**Task objective**
Without the pictures, copy the entries below word for word.

**Element data from apps and pages**
------------------------------------------------------------

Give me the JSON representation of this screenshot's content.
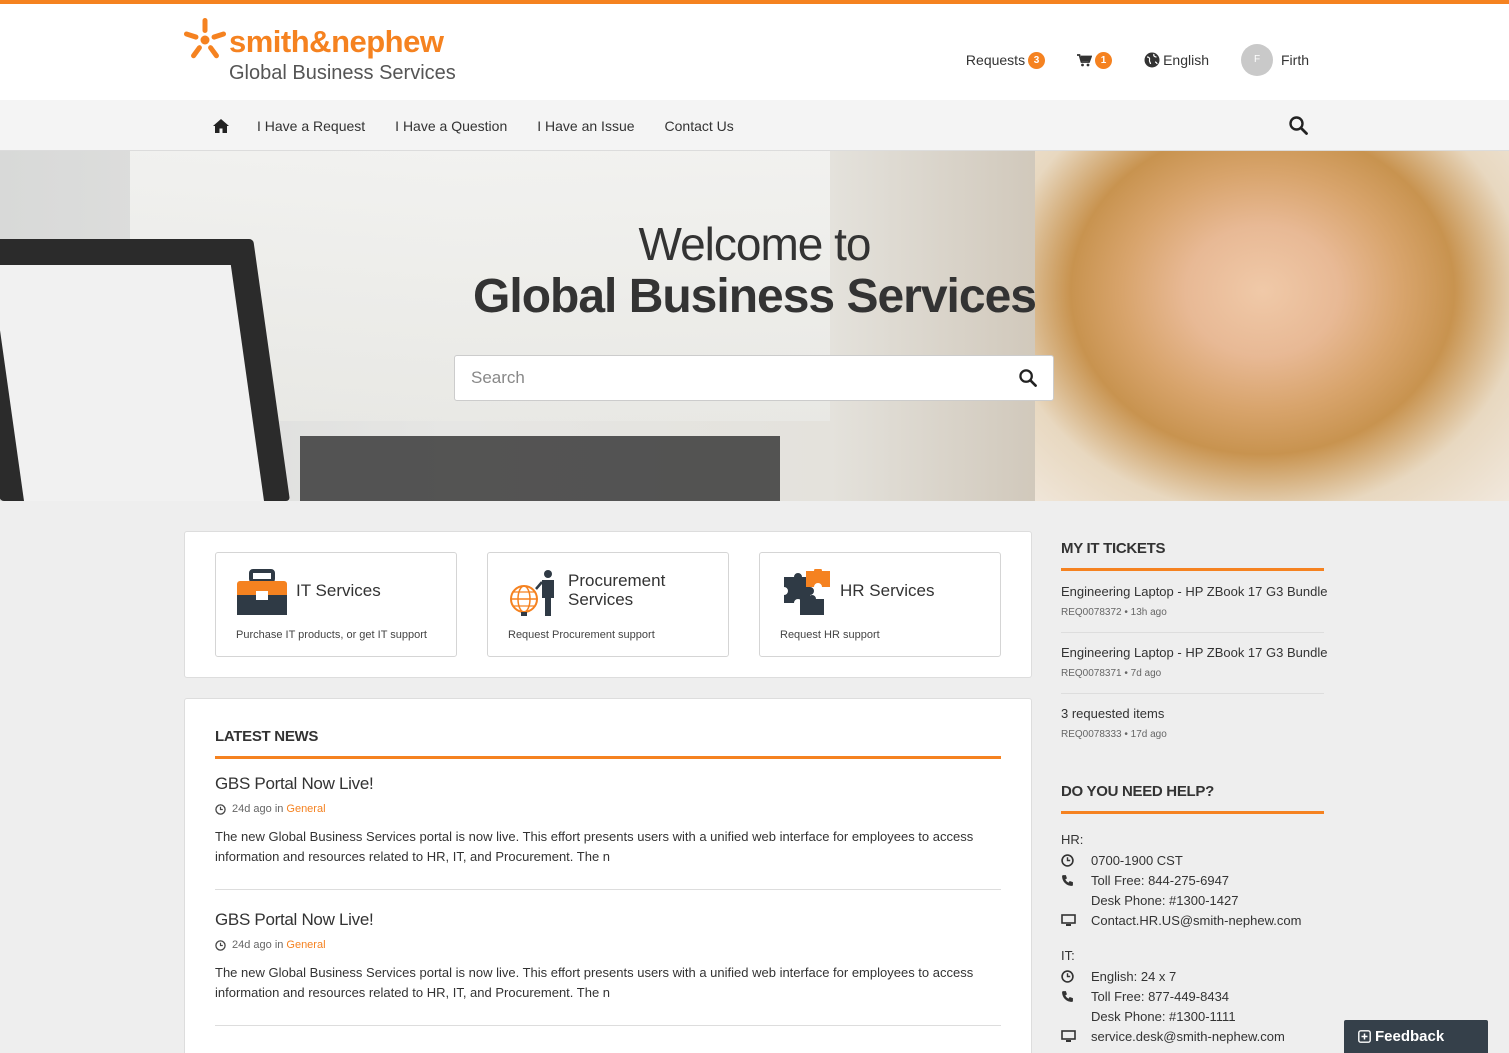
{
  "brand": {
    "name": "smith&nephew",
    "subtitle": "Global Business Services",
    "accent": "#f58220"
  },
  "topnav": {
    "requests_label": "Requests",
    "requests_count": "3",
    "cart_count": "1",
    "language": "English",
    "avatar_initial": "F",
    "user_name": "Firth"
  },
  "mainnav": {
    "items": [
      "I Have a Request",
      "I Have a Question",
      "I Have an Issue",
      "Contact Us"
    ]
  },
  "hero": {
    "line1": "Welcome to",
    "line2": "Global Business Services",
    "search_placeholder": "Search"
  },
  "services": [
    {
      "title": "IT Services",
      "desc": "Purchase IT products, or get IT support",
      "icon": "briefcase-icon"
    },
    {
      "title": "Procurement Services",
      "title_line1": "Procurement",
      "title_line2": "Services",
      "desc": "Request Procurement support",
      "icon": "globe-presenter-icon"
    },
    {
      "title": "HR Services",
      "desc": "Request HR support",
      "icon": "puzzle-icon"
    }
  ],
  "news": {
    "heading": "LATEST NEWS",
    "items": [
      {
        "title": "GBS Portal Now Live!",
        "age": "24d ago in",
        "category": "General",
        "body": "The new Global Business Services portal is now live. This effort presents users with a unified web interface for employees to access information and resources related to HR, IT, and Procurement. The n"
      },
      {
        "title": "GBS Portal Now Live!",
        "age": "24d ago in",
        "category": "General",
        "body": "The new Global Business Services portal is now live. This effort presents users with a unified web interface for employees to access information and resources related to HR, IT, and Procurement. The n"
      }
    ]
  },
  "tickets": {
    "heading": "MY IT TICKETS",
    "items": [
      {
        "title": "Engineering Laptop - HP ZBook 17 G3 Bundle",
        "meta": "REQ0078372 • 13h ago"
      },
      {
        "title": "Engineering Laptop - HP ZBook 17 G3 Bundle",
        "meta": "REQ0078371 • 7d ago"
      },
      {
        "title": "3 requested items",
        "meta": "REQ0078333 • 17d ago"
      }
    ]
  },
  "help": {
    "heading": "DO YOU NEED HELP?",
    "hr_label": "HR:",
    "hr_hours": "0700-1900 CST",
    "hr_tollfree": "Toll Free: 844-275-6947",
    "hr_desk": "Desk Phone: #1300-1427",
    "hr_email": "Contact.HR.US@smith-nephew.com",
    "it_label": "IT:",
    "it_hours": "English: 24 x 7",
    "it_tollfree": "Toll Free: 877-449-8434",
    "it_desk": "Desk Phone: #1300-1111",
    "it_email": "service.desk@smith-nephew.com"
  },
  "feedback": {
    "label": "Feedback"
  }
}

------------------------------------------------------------

**Problem solution**
Give me the JSON representation of this screenshot's content.
{
  "brand": {
    "name": "smith&nephew",
    "subtitle": "Global Business Services",
    "accent": "#f58220"
  },
  "topnav": {
    "requests_label": "Requests",
    "requests_count": "3",
    "cart_count": "1",
    "language": "English",
    "avatar_initial": "F",
    "user_name": "Firth"
  },
  "mainnav": {
    "items": [
      "I Have a Request",
      "I Have a Question",
      "I Have an Issue",
      "Contact Us"
    ]
  },
  "hero": {
    "line1": "Welcome to",
    "line2": "Global Business Services",
    "search_placeholder": "Search"
  },
  "services": [
    {
      "title": "IT Services",
      "desc": "Purchase IT products, or get IT support",
      "icon": "briefcase-icon"
    },
    {
      "title": "Procurement Services",
      "title_line1": "Procurement",
      "title_line2": "Services",
      "desc": "Request Procurement support",
      "icon": "globe-presenter-icon"
    },
    {
      "title": "HR Services",
      "desc": "Request HR support",
      "icon": "puzzle-icon"
    }
  ],
  "news": {
    "heading": "LATEST NEWS",
    "items": [
      {
        "title": "GBS Portal Now Live!",
        "age": "24d ago in",
        "category": "General",
        "body": "The new Global Business Services portal is now live. This effort presents users with a unified web interface for employees to access information and resources related to HR, IT, and Procurement. The n"
      },
      {
        "title": "GBS Portal Now Live!",
        "age": "24d ago in",
        "category": "General",
        "body": "The new Global Business Services portal is now live. This effort presents users with a unified web interface for employees to access information and resources related to HR, IT, and Procurement. The n"
      }
    ]
  },
  "tickets": {
    "heading": "MY IT TICKETS",
    "items": [
      {
        "title": "Engineering Laptop - HP ZBook 17 G3 Bundle",
        "meta": "REQ0078372 • 13h ago"
      },
      {
        "title": "Engineering Laptop - HP ZBook 17 G3 Bundle",
        "meta": "REQ0078371 • 7d ago"
      },
      {
        "title": "3 requested items",
        "meta": "REQ0078333 • 17d ago"
      }
    ]
  },
  "help": {
    "heading": "DO YOU NEED HELP?",
    "hr_label": "HR:",
    "hr_hours": "0700-1900 CST",
    "hr_tollfree": "Toll Free: 844-275-6947",
    "hr_desk": "Desk Phone: #1300-1427",
    "hr_email": "Contact.HR.US@smith-nephew.com",
    "it_label": "IT:",
    "it_hours": "English: 24 x 7",
    "it_tollfree": "Toll Free: 877-449-8434",
    "it_desk": "Desk Phone: #1300-1111",
    "it_email": "service.desk@smith-nephew.com"
  },
  "feedback": {
    "label": "Feedback"
  }
}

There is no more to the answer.